Wenzhou has a history of innovative paper production that dates back to the Song Dynasty (960-1279 A.D.), but the Chinese city’s 10th-century paper pioneers could have never imagined their presses would one be used to churn out wireless bluetooth speakers.
Since last year, they have, with thousands of mostly paper-and-cardboard speakers rolling off Wenzhou factory assembly lines and into the hands of eager Chinese consumers.
The product is the brainchild of David Yu, an engineering major who graduated several years ago from the University of British Columbia and returned to China to help his family manage a factory they own. It was a part-time project — building a white paper-and-cardboard wireless speaker for his parents, and the reaction to its classic, retro radio look — that got him thinking about broader appeal. Thus was his company, Musicanvas, born.
The original idea to make a speaker out of paper came from a trip he took to Paris, where he saw a street artist using paper in ways he hadn’t previously thought about. That led the young civil engineer to mull different ways to use it as a building material.
“He was using paper in some very creative ways, and it gave me an idea,” Yu said.
The Musicanvas booth is buzzing at the 2017 Taobao Maker Fair, and the lanky 28-year-old Yu is a bit of a rock star, sought out by browsers, fascinated with the product, a bit disbelieving about its durability and with lots of questions. He answers them bilingually, in English and Chinese, and patiently, a smile on his face.
Customers doodling on paper tablecloths in the booth (encouraged by Yu and his team) and hefting the speakers complimented the designs and marveled at how thin and light the units were, saying they hadn’t ever seen a product like the Musicanvas speaker.
In just a year, Musicanvas has developed a small, but growing audience on Taobao, Yu said, as he proudly showed off the original white-colored version, along with the latest one, which he refers to as the “fourth version.” Also in the booth was a special, red-colored model created just for the Taobao Maker Fair.
Yu downplays the difficulty in creating the innovative product, saying he’s neither a designer nor an electrical engineer. He is, however, a good juggler, a strong organizer and supply-chain manager, with the speaker’s electronic innards produced in Shenzhen and the paper-and-cardboard interior frame and external shell made in Wenzhou. And he has crowd-sourced the exterior designs of the brightly colored speakers to friends, art students and others who have a creative eye or design ideas, regardless of where they are located.
“It’s wide open. Anyone can design for me,” Yu said.
At the top sits Yu, who has to ensure the assembly lines and presses keep rolling and that quality is up to snuff. He said the products he sells on Taobao are high-quality, but notes there’s work to be done in the quality-assurance area. He rejects about 20 out of every 100 speakers produced and expects that number to come down sharply in the near future, as factories gain experience and cleave to the high standards Musicanvas demands.
“I have to guard and watch over the whole process,” Yu said. It’s a process that he expects to tighten up and rationalize as the company grows. “In the future, we can make a better structure.”
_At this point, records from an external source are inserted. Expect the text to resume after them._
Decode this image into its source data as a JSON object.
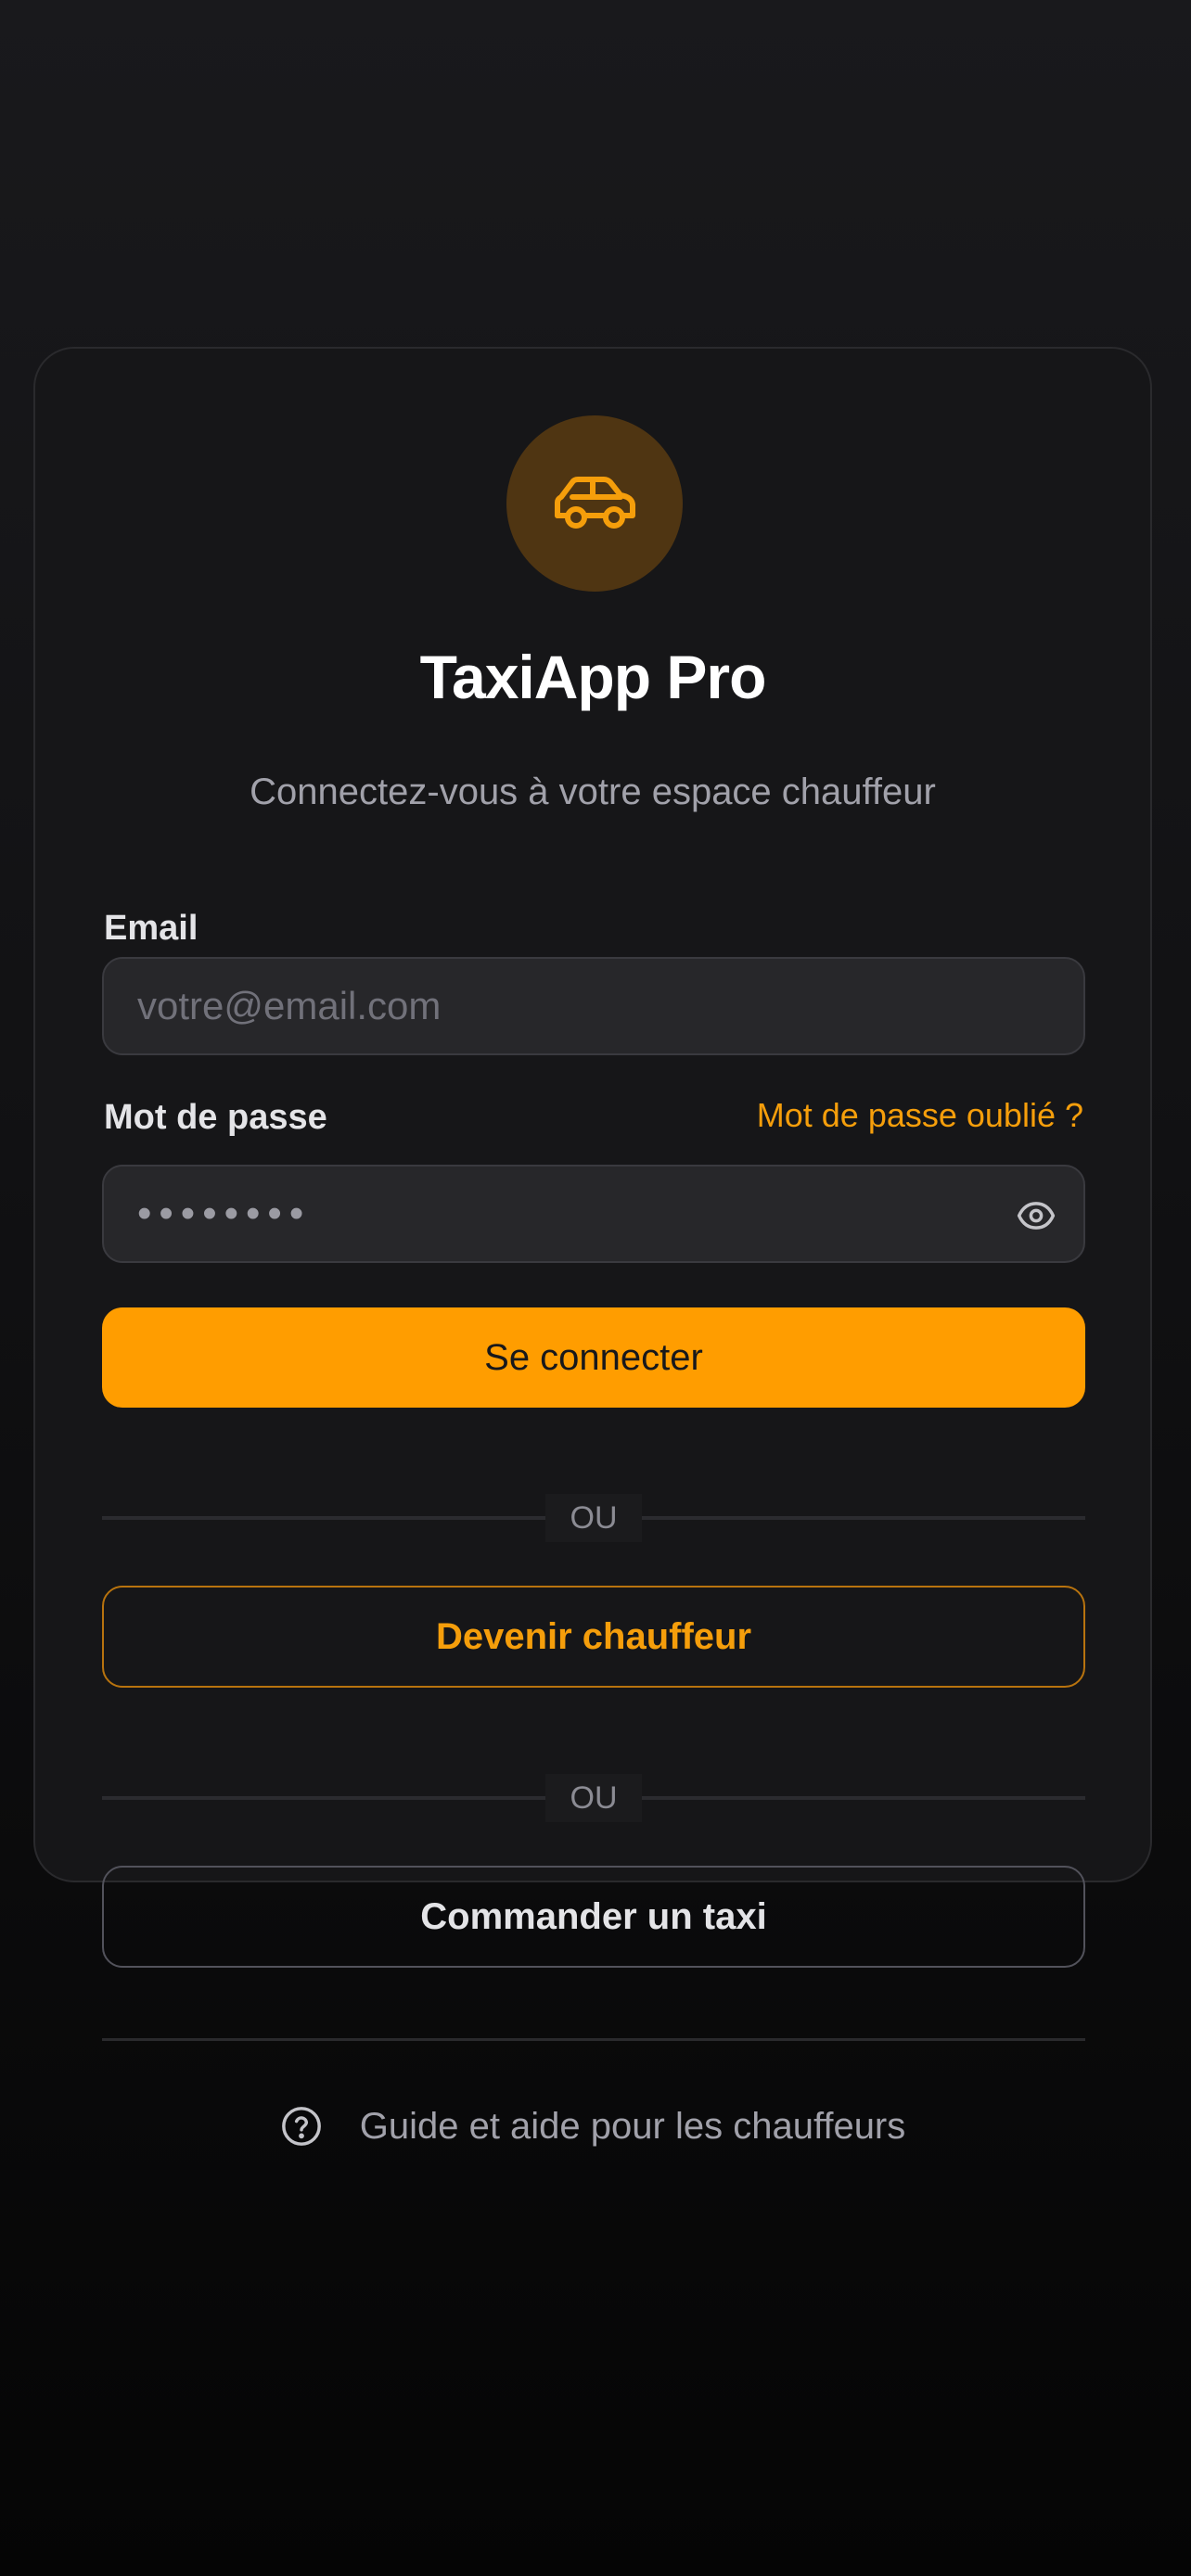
{
  "app": {
    "title": "TaxiApp Pro",
    "subtitle": "Connectez-vous à votre espace chauffeur",
    "logo_icon": "car-icon"
  },
  "form": {
    "email_label": "Email",
    "email_placeholder": "votre@email.com",
    "password_label": "Mot de passe",
    "password_mask": "••••••••",
    "forgot_link": "Mot de passe oublié ?",
    "password_toggle_icon": "eye-icon",
    "submit_label": "Se connecter"
  },
  "separators": {
    "first": "OU",
    "second": "OU"
  },
  "actions": {
    "become_driver": "Devenir chauffeur",
    "order_taxi": "Commander un taxi"
  },
  "help": {
    "icon": "help-circle-icon",
    "label": "Guide et aide pour les chauffeurs"
  },
  "colors": {
    "accent": "#ff9d00",
    "background": "#161618",
    "input_background": "#27272a"
  }
}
Growth is coming easier to him because of the customer data he gets from Taobao. It has armed Musicanvas with some interesting and highly scientific and actionable information.
“So, 75 percent of our customers are women. They’re mostly from Chengdu, Hangzhou and Nanjing,” he said. “When we know that, we can send advertisements to certain places.”
Musicanvas sells a smaller bluetooth speaker model for RMB 299 and a larger one for RMB 500. And innovations continue, with Yu showing a soon-to-come — and sturdier — internal particle-board housing for the speaker’s electronics that can be covered with a custom exterior designed or even assembled by consumers, themselves.
Musicanvas is still a sidelight for Yu, but he has a vision of the company growing to a size where it becomes his fulltime job. That may not be long coming. Yu said initial success on Taobao has led to companies placing orders for several thousand white-labeled units as promotional items or gifts for employees.
His goal, he said, is to create an ecosystem in which designers use their imagination to make exterior designs for Musicanvas speakers and share in the company’s success.
“We want more and more people coming and bringing their own creativity and thoughts,” Yu said. “We are collaborating with designers. We want for them to join with us to design and manufacture. We want to share profit with designers.”